The ACAS website defines vicarious liability as:
'Vicarious liability refers to a situation where someone is held responsible for the actions or omissions of another person. In a workplace context, an employer can be liable for the acts or omissions of its employees, provided it can be shown that they took place in the course of their employment.
Many employers are unaware that they can be liable for a range of actions committed by their employees in the course of their employment - these can include bullying and harassment, violent or discriminatory acts or even libel and breach of copyright. It's also possible to take action against an employer for the behaviour of third parties, such as clients and customers, provided these parties are deemed to be under the control of the employer.
The key question of any case of vicarious liability is whether the employee was acting in a personal capacity, or in the course of their employment.'
This is becoming an important issue for employers, given the increase in the use of freelance and self-employed staff – the so-called 'gig economy'.
The Court of Appeal has recently considered the law of vicarious liability in this context. It was observed that the law of vicarious liability has been 'on the move' in recent times and the Court of Appeal's judgment has moved the law further in favour of claimants.
126 claimants brought a claim in damages against Barclays Bank. The Bank employed a doctor to carry out medical checks on staff in relation to current or future employment. The claimants had no choice as to who carried out these checks. The doctor has since died – but the police concluded that there would have been enough evidence to prosecute the doctor for sexual assaults committed by the doctor against the staff.
The Bank argued that the doctor was self-employed and engaged as an independent contractor and that is role was not 'akin to employment'.
The High Court held that there was a sufficient link between the alleged sexual assaults and the employment and the Court of Appeal agreed with this analysis. The Bank was held to be vicariously liable for the actions of the doctor.
Irwin LJ in the Court of Appeal said: 'Changes in the structures of employment, and of contracts for the provisions of services, are widespread. Operations intrinsic to a business enterprise are routinely performed by independent contractors, over long periods, accompanied by precise obligations and high levels of control.'

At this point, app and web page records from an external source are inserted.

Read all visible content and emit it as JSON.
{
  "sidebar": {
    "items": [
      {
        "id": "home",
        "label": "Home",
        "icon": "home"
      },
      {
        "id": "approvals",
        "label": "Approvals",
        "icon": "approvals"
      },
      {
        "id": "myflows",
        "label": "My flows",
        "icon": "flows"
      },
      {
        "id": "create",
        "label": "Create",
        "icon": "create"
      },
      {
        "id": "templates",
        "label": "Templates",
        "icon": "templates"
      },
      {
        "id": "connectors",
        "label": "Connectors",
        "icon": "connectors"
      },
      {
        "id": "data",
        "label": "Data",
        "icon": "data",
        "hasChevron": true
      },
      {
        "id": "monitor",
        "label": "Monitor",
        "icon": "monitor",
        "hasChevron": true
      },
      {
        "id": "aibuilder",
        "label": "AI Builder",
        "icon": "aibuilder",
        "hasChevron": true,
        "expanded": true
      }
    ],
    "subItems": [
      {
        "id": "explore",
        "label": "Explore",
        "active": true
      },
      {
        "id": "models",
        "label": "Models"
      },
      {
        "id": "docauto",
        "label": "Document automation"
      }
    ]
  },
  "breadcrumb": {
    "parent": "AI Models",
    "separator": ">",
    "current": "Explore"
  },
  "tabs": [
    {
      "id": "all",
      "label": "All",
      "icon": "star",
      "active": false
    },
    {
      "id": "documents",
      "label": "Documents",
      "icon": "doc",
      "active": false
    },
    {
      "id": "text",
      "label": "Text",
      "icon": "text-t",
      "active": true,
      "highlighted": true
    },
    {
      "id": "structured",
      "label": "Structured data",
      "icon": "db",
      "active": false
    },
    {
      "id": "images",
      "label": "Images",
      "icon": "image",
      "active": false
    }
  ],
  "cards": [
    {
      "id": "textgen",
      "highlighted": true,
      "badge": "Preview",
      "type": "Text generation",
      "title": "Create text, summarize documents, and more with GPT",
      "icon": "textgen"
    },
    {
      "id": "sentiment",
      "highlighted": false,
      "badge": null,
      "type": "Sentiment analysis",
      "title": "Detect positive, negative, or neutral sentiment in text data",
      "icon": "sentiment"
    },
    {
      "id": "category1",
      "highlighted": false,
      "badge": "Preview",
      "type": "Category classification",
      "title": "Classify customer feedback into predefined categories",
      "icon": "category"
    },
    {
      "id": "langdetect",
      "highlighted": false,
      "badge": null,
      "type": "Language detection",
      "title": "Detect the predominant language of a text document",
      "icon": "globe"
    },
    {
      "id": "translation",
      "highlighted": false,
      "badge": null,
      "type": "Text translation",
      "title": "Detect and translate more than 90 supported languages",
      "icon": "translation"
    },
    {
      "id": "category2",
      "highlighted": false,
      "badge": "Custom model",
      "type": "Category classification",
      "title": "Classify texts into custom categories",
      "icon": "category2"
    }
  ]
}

This is an important decision for employers who take on freelance and independent workers.
To discuss this or any other employment related issue, contact us.